Items from a data source:
== == ==

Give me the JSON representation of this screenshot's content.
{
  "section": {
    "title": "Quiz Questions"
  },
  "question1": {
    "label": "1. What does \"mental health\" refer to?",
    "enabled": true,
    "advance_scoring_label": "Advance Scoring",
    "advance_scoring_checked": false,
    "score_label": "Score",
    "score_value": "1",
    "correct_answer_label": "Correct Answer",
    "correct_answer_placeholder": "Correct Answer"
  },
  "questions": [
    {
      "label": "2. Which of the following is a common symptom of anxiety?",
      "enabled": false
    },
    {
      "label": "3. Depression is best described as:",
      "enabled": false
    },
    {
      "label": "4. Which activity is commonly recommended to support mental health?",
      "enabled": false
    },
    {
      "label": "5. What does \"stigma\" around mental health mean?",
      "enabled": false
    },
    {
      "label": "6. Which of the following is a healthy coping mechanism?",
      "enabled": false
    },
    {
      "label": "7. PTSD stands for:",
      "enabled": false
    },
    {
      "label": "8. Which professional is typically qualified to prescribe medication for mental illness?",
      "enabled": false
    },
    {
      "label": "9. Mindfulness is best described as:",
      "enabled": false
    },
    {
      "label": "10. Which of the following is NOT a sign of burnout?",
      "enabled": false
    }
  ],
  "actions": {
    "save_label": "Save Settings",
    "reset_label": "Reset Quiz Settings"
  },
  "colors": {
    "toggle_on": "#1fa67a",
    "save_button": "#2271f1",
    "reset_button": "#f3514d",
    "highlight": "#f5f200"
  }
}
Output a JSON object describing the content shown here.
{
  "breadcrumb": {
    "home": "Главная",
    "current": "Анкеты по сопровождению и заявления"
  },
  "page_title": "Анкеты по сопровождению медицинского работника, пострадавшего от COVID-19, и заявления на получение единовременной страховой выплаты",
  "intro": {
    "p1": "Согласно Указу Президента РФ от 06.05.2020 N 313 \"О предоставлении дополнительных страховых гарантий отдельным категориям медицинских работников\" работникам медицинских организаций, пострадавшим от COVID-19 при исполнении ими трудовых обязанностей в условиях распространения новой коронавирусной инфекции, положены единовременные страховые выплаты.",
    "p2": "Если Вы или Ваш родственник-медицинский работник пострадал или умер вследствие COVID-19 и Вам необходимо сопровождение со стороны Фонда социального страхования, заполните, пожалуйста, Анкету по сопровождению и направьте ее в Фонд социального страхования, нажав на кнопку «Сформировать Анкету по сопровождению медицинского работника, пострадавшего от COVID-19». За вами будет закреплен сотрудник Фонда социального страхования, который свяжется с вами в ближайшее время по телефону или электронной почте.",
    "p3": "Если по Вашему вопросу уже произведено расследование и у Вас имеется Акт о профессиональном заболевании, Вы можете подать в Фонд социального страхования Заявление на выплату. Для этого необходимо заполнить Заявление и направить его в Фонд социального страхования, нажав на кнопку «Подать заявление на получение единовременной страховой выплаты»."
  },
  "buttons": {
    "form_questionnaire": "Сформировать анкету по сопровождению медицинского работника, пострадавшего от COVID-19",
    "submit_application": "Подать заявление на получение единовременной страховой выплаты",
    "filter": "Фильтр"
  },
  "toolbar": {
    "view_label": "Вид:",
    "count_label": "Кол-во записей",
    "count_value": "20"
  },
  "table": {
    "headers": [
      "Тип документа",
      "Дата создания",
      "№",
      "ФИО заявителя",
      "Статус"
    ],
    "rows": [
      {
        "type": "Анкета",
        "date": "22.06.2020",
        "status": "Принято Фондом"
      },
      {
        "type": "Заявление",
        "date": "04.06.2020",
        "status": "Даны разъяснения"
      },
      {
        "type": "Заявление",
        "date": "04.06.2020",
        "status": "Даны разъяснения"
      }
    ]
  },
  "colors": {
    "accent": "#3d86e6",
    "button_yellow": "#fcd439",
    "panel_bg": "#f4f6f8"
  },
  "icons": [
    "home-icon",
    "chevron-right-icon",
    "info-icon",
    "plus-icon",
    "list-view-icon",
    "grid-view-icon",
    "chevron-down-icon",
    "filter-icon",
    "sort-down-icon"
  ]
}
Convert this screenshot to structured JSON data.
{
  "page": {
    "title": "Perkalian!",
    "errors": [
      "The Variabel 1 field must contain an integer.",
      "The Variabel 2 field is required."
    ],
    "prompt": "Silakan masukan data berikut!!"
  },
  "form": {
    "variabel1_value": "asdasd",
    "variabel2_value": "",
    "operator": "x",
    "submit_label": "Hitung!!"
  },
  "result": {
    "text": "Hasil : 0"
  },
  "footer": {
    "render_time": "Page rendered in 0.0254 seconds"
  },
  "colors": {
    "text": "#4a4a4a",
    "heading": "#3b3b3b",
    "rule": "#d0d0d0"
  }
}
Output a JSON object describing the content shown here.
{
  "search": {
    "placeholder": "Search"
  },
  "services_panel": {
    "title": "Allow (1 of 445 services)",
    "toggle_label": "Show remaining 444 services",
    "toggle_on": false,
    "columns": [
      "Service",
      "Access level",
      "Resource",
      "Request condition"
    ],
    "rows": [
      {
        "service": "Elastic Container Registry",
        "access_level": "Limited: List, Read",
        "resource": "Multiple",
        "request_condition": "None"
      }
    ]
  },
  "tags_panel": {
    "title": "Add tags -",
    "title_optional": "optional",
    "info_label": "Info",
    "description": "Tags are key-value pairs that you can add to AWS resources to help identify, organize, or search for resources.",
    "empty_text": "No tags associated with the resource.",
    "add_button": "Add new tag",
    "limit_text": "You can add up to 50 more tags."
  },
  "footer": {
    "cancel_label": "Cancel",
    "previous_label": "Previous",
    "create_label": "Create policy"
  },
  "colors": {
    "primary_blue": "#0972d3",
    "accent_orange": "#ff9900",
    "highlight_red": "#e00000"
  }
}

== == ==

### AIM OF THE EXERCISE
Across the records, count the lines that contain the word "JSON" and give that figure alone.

### YOUR RESPONSE
4